The 2019 general election saw a record 220 female Members of Parliament taking their seats, and the proportion of women reaching 34% the highest of either Chamber to date.
Whilst this is a milestone to celebrate, there is still more work to do across in sectors right across Westminster, including public affairs, journalism and think tanks.
Therefore, I am pleased to announce today that The House magazine’s Women in Westminster: The 100 campaign is back.
Women in Westinster: The 100 celebrates the achievements and the valuable role women play in public life by recognising one hundred women from across the world of Westminster.
The 100 celebrates women who are not only influential in their own field, but who possess the talent and platform to inspire the next generation to make a difference in Westminster and beyond.
There are so many talented women in Westminster who often go unrecognised, which is why this year, we are opening up the process to you!
We want you to put forward your nominations of women currently working in Westminster who have influenced or inspired you.
This could be anyone from Theresa May, second female Prime Minister and founder of Women2Win, who has campaigned to increase female representation in Parliament, Diane Abbott, the first black female MP, or someone who has worked tirelessly for their constituency despite the challenges of this year.
Away from Parliament, there are journalists such as Carolyn Quinn, the first female chair of the Parliamentary Press Gallery and Civil Servants such as Helen Bower-Easton, the first woman to serve as the Prime Minister’s official spokesperson.
Working behind the scenes there are also lobbyists, think tankers and activists such as Amika George, who achieved a change in law with the #FreePeriods campaign, or Frances Scott, the founder of 50:50 Parliament.
We want to celebrate women from across the world of Westminster, and need your help to do so.
To get involved and submit your nomination, visit the Women in Westminster website here.
I would like to thank the other patrons of the Campaign; Harriet Harman, Caroline Nokes, Laura Kuenssberg, Anne Alexander and Emily Wallace for their continued support, and Lloyds Banking Group for joining once again as partners.
We look forward to receiving your nominations and compiling this year’s list.

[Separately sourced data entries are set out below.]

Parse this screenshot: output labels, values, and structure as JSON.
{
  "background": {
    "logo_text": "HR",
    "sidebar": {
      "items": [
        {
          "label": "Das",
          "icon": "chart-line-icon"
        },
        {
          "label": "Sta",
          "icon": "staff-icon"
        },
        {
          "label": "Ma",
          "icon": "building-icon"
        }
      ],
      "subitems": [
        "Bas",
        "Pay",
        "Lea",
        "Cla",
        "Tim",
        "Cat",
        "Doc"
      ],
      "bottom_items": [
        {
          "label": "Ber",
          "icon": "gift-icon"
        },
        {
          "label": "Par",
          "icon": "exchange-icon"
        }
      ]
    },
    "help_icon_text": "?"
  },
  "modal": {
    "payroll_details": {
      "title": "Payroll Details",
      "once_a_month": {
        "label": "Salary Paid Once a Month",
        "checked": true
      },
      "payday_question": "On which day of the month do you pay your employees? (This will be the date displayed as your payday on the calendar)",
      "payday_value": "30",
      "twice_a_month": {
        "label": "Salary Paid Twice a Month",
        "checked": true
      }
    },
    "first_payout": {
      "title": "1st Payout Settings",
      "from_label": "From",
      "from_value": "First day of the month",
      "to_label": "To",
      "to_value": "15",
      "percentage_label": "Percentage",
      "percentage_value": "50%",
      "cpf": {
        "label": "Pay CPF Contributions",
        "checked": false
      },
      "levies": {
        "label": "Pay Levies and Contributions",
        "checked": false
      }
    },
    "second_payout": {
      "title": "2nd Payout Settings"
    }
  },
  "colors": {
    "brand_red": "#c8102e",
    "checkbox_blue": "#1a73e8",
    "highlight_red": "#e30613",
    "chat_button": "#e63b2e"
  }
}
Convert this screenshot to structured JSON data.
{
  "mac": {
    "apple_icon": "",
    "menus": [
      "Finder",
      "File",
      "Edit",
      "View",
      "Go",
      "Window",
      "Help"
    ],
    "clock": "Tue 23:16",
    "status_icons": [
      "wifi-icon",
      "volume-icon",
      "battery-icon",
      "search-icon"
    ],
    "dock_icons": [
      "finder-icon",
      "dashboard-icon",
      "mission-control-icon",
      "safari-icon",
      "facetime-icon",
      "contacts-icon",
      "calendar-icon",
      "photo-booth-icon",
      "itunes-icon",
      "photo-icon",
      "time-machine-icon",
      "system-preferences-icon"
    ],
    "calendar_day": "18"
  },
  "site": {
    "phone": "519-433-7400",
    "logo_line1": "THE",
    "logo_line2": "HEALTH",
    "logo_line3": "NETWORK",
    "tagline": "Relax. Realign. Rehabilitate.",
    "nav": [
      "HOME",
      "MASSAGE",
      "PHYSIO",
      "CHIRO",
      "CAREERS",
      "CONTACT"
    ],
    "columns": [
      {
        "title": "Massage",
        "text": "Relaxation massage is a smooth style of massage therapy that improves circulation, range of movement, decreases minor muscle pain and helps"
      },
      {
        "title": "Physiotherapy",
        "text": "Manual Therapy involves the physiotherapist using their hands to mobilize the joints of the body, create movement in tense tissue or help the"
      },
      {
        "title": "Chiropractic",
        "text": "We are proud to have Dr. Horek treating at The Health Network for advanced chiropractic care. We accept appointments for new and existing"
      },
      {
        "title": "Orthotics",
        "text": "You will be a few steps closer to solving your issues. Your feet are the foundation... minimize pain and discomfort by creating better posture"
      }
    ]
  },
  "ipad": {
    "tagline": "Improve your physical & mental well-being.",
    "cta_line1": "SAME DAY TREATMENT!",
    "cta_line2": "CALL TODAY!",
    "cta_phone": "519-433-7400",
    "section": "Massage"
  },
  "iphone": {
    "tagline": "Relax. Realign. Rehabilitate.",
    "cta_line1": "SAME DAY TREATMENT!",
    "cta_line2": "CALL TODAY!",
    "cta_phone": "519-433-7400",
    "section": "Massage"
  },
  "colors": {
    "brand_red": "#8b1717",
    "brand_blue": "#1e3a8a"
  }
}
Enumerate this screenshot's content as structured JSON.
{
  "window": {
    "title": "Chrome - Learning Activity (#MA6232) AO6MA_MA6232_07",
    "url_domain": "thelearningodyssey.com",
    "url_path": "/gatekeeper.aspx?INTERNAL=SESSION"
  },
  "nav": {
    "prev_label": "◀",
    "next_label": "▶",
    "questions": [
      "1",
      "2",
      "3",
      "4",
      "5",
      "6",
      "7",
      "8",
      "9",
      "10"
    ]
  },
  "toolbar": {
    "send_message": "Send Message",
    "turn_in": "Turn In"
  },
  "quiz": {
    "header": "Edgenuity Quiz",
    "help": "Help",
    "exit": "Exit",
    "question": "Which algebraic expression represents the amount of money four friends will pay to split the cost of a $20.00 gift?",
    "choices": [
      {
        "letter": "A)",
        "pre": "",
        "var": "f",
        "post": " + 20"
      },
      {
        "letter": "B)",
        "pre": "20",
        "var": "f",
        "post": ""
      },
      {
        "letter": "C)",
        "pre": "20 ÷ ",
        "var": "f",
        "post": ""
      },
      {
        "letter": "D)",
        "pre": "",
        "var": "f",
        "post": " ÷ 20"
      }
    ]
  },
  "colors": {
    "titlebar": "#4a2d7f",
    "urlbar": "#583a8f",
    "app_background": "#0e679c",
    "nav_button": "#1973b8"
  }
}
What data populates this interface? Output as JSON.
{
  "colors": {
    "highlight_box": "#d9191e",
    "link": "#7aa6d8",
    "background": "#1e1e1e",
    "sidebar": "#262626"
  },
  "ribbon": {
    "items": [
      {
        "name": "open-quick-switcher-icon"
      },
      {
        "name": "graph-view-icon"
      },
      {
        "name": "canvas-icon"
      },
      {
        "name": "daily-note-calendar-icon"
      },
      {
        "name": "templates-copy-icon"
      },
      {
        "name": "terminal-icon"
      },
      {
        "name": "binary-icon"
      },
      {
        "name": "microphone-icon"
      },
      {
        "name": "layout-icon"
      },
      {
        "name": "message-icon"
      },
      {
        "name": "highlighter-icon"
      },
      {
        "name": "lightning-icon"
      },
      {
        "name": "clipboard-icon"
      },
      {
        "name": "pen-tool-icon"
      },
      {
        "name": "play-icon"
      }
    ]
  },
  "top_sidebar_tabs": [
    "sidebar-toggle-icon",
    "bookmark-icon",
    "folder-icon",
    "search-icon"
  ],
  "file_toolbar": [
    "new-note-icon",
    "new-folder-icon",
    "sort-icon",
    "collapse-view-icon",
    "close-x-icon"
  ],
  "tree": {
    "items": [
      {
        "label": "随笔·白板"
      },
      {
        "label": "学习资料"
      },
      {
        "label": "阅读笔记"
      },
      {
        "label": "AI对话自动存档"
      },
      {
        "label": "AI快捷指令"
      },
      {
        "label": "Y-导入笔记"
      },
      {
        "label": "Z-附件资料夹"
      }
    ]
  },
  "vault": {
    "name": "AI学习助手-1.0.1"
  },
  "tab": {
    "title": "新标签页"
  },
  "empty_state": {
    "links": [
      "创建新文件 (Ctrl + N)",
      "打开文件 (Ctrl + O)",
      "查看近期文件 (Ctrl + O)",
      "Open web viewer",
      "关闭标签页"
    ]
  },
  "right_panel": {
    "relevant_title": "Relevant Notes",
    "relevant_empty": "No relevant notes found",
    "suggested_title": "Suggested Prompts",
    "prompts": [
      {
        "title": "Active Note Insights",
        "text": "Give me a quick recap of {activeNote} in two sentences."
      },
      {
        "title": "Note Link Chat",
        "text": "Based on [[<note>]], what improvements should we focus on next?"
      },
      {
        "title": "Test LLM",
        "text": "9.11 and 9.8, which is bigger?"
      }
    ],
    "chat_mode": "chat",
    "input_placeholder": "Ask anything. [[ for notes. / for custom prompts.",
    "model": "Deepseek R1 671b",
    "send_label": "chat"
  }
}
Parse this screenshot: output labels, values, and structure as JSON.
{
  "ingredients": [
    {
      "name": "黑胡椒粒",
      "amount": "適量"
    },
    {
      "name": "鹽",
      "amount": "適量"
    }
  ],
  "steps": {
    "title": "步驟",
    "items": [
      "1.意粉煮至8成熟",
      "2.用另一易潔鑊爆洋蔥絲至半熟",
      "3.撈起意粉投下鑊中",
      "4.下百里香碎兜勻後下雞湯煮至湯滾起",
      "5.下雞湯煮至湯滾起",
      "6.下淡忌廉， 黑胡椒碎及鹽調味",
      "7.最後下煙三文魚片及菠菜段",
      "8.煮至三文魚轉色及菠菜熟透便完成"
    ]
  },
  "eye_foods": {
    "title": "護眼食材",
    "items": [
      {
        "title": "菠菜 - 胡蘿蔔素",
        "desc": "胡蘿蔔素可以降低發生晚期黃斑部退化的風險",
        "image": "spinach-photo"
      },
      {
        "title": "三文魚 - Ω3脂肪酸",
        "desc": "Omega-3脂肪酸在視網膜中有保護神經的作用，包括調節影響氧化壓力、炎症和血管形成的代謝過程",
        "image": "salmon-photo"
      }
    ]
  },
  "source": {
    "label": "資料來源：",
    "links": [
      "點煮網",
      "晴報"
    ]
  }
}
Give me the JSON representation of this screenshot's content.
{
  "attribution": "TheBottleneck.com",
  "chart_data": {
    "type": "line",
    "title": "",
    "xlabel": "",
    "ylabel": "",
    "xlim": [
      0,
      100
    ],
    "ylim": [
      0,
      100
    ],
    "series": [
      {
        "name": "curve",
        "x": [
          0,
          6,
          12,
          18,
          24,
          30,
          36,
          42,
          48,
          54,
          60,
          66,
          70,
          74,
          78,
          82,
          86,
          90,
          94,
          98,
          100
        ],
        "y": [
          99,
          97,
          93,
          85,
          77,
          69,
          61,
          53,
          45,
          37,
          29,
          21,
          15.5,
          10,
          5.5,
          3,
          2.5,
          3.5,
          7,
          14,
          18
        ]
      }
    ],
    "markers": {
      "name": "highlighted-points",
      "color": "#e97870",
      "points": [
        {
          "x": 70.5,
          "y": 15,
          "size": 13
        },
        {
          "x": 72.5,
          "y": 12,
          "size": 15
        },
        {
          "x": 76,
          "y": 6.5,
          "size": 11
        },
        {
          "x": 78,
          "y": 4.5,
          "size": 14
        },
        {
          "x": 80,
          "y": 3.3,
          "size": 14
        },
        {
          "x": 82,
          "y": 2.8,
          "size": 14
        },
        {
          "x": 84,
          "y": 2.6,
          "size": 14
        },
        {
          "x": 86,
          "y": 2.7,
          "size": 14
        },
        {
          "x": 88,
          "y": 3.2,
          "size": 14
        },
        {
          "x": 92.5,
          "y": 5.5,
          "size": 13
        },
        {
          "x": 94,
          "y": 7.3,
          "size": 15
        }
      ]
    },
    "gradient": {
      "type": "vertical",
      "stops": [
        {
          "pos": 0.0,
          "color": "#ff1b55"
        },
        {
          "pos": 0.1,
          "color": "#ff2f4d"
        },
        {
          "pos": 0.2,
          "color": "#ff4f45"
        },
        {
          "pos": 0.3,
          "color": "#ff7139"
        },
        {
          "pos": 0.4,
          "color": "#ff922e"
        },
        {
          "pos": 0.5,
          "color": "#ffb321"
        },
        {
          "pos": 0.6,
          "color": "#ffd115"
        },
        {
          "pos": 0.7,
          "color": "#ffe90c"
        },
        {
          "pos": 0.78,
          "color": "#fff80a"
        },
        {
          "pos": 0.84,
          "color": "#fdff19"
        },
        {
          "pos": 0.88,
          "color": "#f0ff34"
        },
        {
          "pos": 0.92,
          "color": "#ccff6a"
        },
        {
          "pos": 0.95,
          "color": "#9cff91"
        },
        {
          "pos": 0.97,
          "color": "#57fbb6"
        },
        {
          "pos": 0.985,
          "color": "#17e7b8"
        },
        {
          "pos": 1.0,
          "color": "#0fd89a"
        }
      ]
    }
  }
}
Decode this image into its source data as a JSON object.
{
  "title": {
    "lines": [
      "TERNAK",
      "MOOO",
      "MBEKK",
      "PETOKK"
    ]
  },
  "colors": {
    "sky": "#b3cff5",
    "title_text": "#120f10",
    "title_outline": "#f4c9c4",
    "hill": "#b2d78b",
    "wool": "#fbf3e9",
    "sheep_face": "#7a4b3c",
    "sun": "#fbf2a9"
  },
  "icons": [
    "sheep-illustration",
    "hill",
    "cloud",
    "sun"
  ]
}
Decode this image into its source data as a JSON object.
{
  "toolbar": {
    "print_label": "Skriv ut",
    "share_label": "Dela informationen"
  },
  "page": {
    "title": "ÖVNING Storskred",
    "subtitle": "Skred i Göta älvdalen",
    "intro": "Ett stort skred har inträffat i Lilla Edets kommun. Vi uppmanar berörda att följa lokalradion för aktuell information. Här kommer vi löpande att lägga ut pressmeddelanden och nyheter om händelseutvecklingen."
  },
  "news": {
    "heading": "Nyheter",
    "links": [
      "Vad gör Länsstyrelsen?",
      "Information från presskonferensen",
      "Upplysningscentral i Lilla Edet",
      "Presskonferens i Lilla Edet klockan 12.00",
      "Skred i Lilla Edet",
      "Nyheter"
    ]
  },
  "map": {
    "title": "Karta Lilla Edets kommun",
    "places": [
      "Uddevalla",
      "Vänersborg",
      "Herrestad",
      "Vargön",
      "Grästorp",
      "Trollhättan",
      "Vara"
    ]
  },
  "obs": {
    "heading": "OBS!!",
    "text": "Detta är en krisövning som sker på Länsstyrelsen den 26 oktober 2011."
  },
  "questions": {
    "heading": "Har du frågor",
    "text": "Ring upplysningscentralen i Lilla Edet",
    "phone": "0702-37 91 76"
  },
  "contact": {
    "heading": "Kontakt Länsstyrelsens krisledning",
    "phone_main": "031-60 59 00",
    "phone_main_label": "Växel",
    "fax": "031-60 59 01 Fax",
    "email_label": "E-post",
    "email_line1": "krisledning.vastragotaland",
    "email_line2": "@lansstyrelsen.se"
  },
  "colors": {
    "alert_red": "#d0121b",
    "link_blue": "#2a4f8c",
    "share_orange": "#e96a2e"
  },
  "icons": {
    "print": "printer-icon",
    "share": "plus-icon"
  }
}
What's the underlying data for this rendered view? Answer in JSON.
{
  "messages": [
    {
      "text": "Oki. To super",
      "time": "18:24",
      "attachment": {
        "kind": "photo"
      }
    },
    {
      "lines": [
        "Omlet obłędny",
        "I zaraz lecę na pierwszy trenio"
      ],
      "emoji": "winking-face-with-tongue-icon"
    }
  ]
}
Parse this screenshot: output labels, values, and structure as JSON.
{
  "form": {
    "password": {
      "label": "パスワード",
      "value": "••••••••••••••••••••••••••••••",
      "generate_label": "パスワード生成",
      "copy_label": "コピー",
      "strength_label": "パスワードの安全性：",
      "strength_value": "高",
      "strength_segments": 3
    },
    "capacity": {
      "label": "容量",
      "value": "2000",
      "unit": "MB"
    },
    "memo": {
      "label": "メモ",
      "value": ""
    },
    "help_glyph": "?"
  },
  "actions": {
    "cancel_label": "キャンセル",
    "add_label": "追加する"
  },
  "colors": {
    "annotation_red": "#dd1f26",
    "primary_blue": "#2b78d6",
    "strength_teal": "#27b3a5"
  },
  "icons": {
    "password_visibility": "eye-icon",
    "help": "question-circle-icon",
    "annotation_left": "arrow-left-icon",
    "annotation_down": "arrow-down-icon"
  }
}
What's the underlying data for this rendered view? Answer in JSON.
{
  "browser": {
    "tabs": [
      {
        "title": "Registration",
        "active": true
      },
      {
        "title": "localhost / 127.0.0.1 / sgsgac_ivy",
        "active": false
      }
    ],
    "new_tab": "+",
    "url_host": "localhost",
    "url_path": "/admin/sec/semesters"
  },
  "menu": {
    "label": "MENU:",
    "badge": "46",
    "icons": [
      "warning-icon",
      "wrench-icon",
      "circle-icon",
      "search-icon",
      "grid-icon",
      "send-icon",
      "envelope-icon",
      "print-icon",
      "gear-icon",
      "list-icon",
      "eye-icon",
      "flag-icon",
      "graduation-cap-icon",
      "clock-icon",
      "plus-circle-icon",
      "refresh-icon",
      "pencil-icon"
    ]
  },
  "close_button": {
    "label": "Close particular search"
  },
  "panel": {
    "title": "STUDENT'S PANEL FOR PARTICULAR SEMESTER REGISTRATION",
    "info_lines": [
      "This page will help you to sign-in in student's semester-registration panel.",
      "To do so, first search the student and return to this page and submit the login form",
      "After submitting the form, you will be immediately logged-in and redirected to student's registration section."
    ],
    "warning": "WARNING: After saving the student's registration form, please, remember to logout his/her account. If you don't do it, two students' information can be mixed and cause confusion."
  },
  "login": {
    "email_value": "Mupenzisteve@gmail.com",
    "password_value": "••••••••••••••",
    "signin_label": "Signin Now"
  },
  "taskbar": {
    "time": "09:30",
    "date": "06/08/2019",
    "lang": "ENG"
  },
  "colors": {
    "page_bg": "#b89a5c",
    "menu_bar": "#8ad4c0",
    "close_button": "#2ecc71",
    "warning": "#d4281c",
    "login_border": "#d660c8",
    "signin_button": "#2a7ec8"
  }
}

The House Magazine would like to thank Lloyds Banking Group for once again supporting Women in Westminster: The 100.
To submit your nomination for this year's Women in Westminster: The 100 list, please click here.